- To investigate the impact of Civil War upon different social groups and upon the wider social, economic, and political development of the United States
- To evaluate the changing dynamics of race, gender, and class relations in the United States during the exigencies of war
- To acquaint students with a wide variety of primary sources appropriate to the study of the period
- To introduce students to some of the most important scholarly debates in the field.
Through weekly lectures, the course will offer students a basic overview of American history and culture in the Civil War era, while focusing in more depth on a number of key themes and episodes in weekly seminars. In any given year the weekly seminars may be devoted to some of the following topics: Slavery and the Antebellum North and South; Secession; Mobilising for War; The Soldier’s Experience; Women and the War; Abraham Lincoln and the Northern Home Front; The Problem of Creating a Confederate Nation; African Americans and the War; Manchester and the American Civil War; Emancipation; Reconstructing the South; The Civil War on Screen; Legacies of the American Civil War.
Teaching and learning methods
2 lecture hours + 1 hour seminar
Syllabus, reading lists, mock exams, etc.
Students may conduct original research in the JRUL’s e-newspaper holdings and other relevant databases.
Knowledge and understanding
- On completion of the course successful students should be able to demonstrate:
- An understanding of the main developments and themes in American history and culture during the Civil War era

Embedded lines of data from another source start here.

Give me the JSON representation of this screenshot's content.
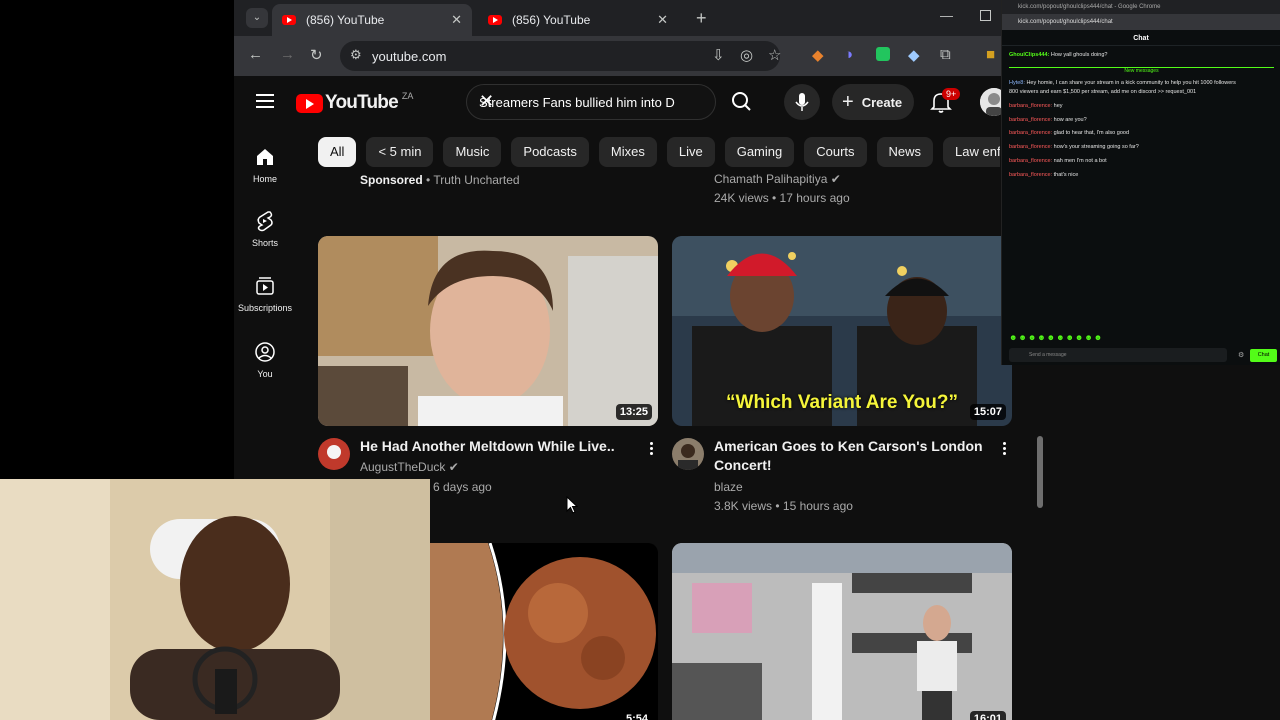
{
  "browser": {
    "tabs": [
      {
        "label": "(856) YouTube",
        "active": true
      },
      {
        "label": "(856) YouTube",
        "active": false
      }
    ],
    "address": "youtube.com"
  },
  "youtube": {
    "logo_text": "YouTube",
    "country_code": "ZA",
    "search_value": "Streamers Fans bullied him into D",
    "create_label": "Create",
    "notif_badge": "9+",
    "guide": [
      {
        "label": "Home",
        "icon": "home-icon"
      },
      {
        "label": "Shorts",
        "icon": "shorts-icon"
      },
      {
        "label": "Subscriptions",
        "icon": "subscriptions-icon"
      },
      {
        "label": "You",
        "icon": "you-icon"
      }
    ],
    "chips": [
      "All",
      "< 5 min",
      "Music",
      "Podcasts",
      "Mixes",
      "Live",
      "Gaming",
      "Courts",
      "News",
      "Law enforcer"
    ],
    "top_row": {
      "left_sponsored": "Sponsored",
      "left_channel": "Truth Uncharted",
      "right_channel": "Chamath Palihapitiya",
      "right_stats": "24K views • 17 hours ago"
    },
    "videos": [
      {
        "title": "He Had Another Meltdown While Live..",
        "channel": "AugustTheDuck",
        "stats": "6 days ago",
        "duration": "13:25"
      },
      {
        "title_line1": "American Goes to Ken Carson's London",
        "title_line2": "Concert!",
        "channel": "blaze",
        "stats": "3.8K views • 15 hours ago",
        "duration": "15:07",
        "overlay_text": "“Which Variant Are You?”"
      },
      {
        "duration": "5:54"
      },
      {
        "duration": "16:01"
      }
    ]
  },
  "kick_chat": {
    "window_title": "kick.com/popout/ghoulclips444/chat - Google Chrome",
    "url": "kick.com/popout/ghoulclips444/chat",
    "header": "Chat",
    "new_messages": "New messages",
    "messages": [
      {
        "user": "GhoulClips444:",
        "text": "How yall ghouls doing?"
      },
      {
        "user": "Hyte8:",
        "text": "Hey homie, I can share your stream in a kick community to help you hit 1000 followers"
      },
      {
        "user": "",
        "text": "800 viewers and earn $1,500 per stream, add me on discord >> request_001"
      },
      {
        "user": "barbara_florence:",
        "text": "hey"
      },
      {
        "user": "barbara_florence:",
        "text": "how are you?"
      },
      {
        "user": "barbara_florence:",
        "text": "glad to hear that, I'm also good"
      },
      {
        "user": "barbara_florence:",
        "text": "how's your streaming going so far?"
      },
      {
        "user": "barbara_florence:",
        "text": "nah men I'm not a bot"
      },
      {
        "user": "barbara_florence:",
        "text": "that's nice"
      }
    ],
    "input_placeholder": "Send a message",
    "send_label": "Chat"
  }
}
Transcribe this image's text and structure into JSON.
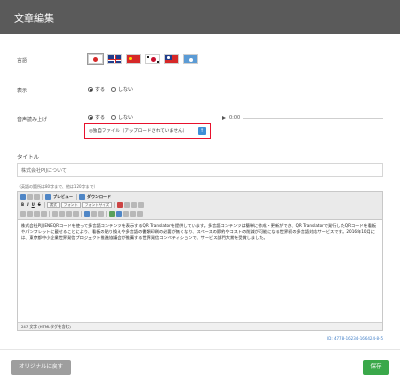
{
  "header": {
    "title": "文章編集"
  },
  "language": {
    "label": "言語",
    "flags": [
      {
        "icon": "japan-flag-icon",
        "bg": "#ffffff",
        "mark": "#d62828"
      },
      {
        "icon": "uk-flag-icon",
        "bg": "#1f3c8c",
        "mark": "#d62828"
      },
      {
        "icon": "china-flag-icon",
        "bg": "#d62828",
        "mark": "#ffde00"
      },
      {
        "icon": "korea-flag-icon",
        "bg": "#ffffff",
        "mark": "#c8102e"
      },
      {
        "icon": "taiwan-flag-icon",
        "bg": "#d62828",
        "mark": "#1f3c8c"
      },
      {
        "icon": "hongkong-language-flag-icon",
        "bg": "#5b9bd5",
        "mark": "#ffffff"
      }
    ]
  },
  "display": {
    "label": "表示",
    "option_on": "する",
    "option_off": "しない",
    "selected": "on"
  },
  "tts": {
    "label": "音声読み上げ",
    "option_on": "する",
    "option_off": "しない",
    "selected": "on",
    "file_label": "◎独自ファイル（アップロードされていません）",
    "upload_icon": "upload-icon",
    "audio_time": "0:00"
  },
  "title_field": {
    "label": "タイトル",
    "value": "株式会社PIJについて"
  },
  "body_hint": "（英語の箇所は80字まで、他は120字まで）",
  "editor": {
    "toolbar": {
      "preview_label": "プレビュー",
      "download_label": "ダウンロード",
      "style_select": "書式",
      "font_select": "フォント",
      "size_select": "フォントサイズ"
    },
    "text": "株式会社PIJ(ENEQRコードを使って多言語コンテンツを表示するQR Translatorを提供しています。多言語コンテンツは簡単に作成・更新ができ、QR Translatorで発行したQRコードを看板やパンフレットに載せることにより、看板の貼り換えや多言語の書類印刷の必要が無くなり、スペースの節約やコストの削減が可能になる世界初の多言語対応サービスです。2016年10月には、東京都中小企業世界発信プロジェクト推進協議会が推薦する世界発信コンペティションで、サービス部門大賞を受賞しました。",
    "status": "247 文字 (HTMLタグを含む)"
  },
  "doc_id": "ID: 4778-16234-166424-8-5",
  "footer": {
    "revert_label": "オリジナルに戻す",
    "save_label": "保存"
  },
  "colors": {
    "header_bg": "#5a5a5a",
    "save_green": "#3aa84a",
    "highlight_red": "#e8112d"
  }
}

- An understanding of the differing effects of the war’s impact on different social groups in American society
- Basic familiarity with some of the important scholarly debates relating to the Civil War era
- The ability to analyse in depth a range of primary sources and place them in historical context
- A capacity to find, use and critically evaluate a variety of primary and secondary source materials relevant for interpreting American history and culture during the Civil War era
- An ability to write a properly researched, coherent research paper with a sustained argument and respect for scholarly conventions on some aspect of the Civil War era
Transferable skills and personal qualities
- Development of research and writing skills
- Development of verbal skills in oral presentation and debate in seminars
- Cultivation of critical faculties in evaluating evidence and arguments
- Group work in seminars
Written feedback on essays; the opportunity to discuss an essay plan; additional one-to-one feedback (during the consultation hour or by making an appointment)
The core text will be Michael Perman and Amy Murrell Taylor, eds., Major Problems in the Civil War and Reconstruction (2010, third edition).
Ira Berlin, Freedom’s Soldiers: The Black Military Experience in the Civil War
Catherine Clinton and Nina Silber, eds., Divided Houses: Gender and the Civil War
Robert Cook, Civil War America: Making a Nation, 1848-1877
Eric Foner, Forever Free: The Story of Emancipation and Reconstruction
William Freehling, The South versus the South: How Anti-Confederate Southerners Shaped the Course of the Civil War
Susan-Mary Grant & Brian Holden Reid, eds, The American Civil War: Explorations and Reconsiderations
James McPherson, Battle Cry of Freedom
James McPherson and William Cooper, eds., Writing the Civil War: The Quest to Understand
Peter Parish, The American Civil War
|David Brown||Unit coordinator|